We are pleased that you called Mr. Thouvenel’s attention to the mischievous paragraph in the Moniteur, because it has drawn out renewed and most satisfactory assurances of the friendly feelings and good wishes of the government of France. At the same time, it is but just to ourselves that you shall now inform Mr. Thouvenel that it is our settled habit never to overhear what the press, or the ministers, or even the monarch of a foreign country with which we are in amity, says concerning us, and never to ask any explanations so long as such observations are not directly communicated by the government itself to us, and it, at the same time, discharges all its customary functions without hostility or injury to us. Our reasons for this are that we know, first, there are state necessities which do not always permit, in any country, the practice of entire frankness concerning foreign questions; secondly, that unguarded and inconsiderate expressions, even by persons in high authority, ought not to disturb established and harmonious relations between friendly nations; and, thirdly, that we know that the maintenance of our rights and character depend, as they ought, chiefly on our own fidelity to ourselves, and very little on the favorable opinion of even the most candid and liberal nations. Friendship towards, and confidence in, the good will of France towards us are settled habits of mind on the part of the American people. If anything is hastily written or spoken on either side that would seem to indicate a different sentiment, it is wise to let it pass without sensibility, and certainly without querulous animadversion.

Mr. Burlingame will, before this time, have been advised of his appointment as minister to China. His delay at Paris is approved in consideration of the peculiar circumstances of the case.

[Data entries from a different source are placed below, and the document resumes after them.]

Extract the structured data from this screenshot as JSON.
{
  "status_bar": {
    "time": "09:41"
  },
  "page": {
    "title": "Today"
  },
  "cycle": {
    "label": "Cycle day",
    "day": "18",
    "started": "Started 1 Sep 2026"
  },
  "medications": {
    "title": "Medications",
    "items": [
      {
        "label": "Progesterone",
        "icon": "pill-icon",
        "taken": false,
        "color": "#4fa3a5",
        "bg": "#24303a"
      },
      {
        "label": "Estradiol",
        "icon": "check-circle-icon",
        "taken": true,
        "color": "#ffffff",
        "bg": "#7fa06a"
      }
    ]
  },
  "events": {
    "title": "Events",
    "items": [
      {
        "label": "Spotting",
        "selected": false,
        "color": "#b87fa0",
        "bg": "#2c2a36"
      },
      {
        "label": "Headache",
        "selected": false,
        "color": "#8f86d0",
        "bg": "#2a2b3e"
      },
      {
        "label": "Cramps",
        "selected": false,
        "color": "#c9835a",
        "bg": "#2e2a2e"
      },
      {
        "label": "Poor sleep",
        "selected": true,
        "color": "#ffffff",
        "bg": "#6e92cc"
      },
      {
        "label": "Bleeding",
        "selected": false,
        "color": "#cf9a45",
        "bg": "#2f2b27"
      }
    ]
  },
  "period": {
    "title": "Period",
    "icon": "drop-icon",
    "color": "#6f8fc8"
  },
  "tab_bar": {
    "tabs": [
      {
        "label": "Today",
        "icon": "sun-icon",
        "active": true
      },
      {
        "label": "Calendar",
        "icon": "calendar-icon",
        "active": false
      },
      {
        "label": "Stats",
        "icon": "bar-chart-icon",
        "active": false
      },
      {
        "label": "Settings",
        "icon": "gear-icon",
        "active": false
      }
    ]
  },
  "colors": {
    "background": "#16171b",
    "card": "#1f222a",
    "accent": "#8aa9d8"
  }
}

I am, sir, respectfully, your obedient servant,


William L. Dayton, Esq., &c., &c., &c.